This reminiscence is not as much a review of Revolver as it is a warm recollection of why I love this little place. This place has always been kind to me. The last time I was there, it rained almost continuously for three days. In the breaks, the hilltown was cloudy and foggy with minimum visibility. But we were lucky on the morning of the check-out: Kanchendzonga shone bright and magnificent in the morning sun. We were unable to get a glimpse of the great mountain, the crowning glory of Darjeeling, the entire trip but on that morning, framed by the window of our room in Revolver, there she was, glowing red and gold in all her glory. I believe falling in love happens over such tiny moments of contentment, and this place feels home enough for weary travellers seeking a bit of serenity.
It will be a great disservice if I do not mention the people who run this extraordinary place. Sailesh, who was always there to help us with all of our queries and whims and demands. He always replied with the kindest smile. His hospitality and warmth won us over. And no matter how many times a day I asked for a cup of tea, or directions, or a spare umbrella, it always came with his infectious energy. One morning, he offered me a poster of Byomkesh that they had specially commissioned for the hotel, saying that he was aware of the Bengali adulation for Byomkesh and Feluda.
Vikash Pradhan, the owner of Revolver, is a man of not many words, but a man with music in his heart and love for Darjeeling ringing in his soul. Thank you, Vikas, for nurturing this beautiful place and giving travellers like us a chance at finding the spirit of home in a foreign land.

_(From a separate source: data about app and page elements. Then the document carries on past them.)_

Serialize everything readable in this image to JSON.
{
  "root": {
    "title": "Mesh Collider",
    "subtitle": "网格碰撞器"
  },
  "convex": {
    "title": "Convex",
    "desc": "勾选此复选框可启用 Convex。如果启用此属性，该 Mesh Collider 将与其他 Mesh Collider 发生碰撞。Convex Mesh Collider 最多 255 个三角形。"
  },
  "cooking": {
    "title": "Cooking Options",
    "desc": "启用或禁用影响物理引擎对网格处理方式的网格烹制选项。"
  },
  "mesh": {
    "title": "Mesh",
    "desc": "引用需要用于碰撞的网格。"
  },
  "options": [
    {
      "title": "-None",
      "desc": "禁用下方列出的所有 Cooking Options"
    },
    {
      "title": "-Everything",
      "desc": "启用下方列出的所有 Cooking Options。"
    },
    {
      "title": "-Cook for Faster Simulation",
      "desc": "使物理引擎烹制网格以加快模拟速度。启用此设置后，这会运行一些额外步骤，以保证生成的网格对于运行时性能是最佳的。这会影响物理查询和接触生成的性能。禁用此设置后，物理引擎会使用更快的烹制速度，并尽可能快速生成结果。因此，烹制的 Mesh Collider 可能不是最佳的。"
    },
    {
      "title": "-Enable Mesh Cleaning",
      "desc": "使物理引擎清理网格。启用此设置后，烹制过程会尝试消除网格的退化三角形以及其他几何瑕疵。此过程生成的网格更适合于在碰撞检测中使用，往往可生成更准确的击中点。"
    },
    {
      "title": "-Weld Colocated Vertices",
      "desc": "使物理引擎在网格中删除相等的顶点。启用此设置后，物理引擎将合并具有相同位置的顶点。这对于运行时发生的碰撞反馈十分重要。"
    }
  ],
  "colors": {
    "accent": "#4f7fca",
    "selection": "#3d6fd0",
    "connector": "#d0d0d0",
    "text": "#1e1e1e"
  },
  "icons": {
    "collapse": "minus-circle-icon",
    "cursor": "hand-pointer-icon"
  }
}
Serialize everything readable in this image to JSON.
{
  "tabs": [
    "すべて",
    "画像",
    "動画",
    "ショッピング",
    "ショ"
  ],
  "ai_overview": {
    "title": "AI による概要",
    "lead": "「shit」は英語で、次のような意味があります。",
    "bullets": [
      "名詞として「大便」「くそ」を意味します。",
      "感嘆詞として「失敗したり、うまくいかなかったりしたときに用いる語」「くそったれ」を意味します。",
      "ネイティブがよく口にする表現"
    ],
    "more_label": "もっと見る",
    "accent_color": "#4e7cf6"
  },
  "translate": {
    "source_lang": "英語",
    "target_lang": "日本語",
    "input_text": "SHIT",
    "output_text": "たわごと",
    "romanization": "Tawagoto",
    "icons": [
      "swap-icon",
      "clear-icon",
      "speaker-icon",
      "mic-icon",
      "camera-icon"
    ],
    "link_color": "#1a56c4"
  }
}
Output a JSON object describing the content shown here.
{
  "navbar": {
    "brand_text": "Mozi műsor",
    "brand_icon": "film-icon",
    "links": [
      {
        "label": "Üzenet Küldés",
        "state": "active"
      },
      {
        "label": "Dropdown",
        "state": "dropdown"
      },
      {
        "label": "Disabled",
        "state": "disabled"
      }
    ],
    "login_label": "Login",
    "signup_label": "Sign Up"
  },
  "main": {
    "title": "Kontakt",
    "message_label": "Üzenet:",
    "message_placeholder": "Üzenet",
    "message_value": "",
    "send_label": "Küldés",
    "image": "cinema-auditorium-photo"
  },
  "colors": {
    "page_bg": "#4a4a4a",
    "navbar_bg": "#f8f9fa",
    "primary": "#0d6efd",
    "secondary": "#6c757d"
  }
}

How To Reach Revolver: From the Mall (around 850 metres away), take the road that keeps Glenary’s on the right. Walk straight past Keventers, then Kunga via Gandhi Road. The easy to miss alleyway is wedged between an educational institute and Union Chapel and is a little difficult to spot. But keep your faith upon Google Maps, it does a nifty job. Or, if prefer being lost, it is worth roaming the alleys and eating momos in your search for Revolver.
What to do in Revolver: Besides sleeping, eating, enjoying and finding utmost peace, you can also partake in momo making sessions here. You can also talk to the people in-charge for arranging sightseeing services or if you need to book a car. They also offer an offbeat camping experience in the Takdah Tea Estate, 50 min from Darjeeling.
What to Buy in Revolver: Locally sourced tea and coffee is available at Revolver and buying from here will contribute to locals, a welcome effort towards sustainable tourism. They also sell Beatles-themed souvenirs. Their library also has a few books for sale which celebrate the culture, history, people, and stories from Darjeeling and the North East. Must reads, if you are a bookworm in search of finding out more about these pristine places. Hit me up for a list!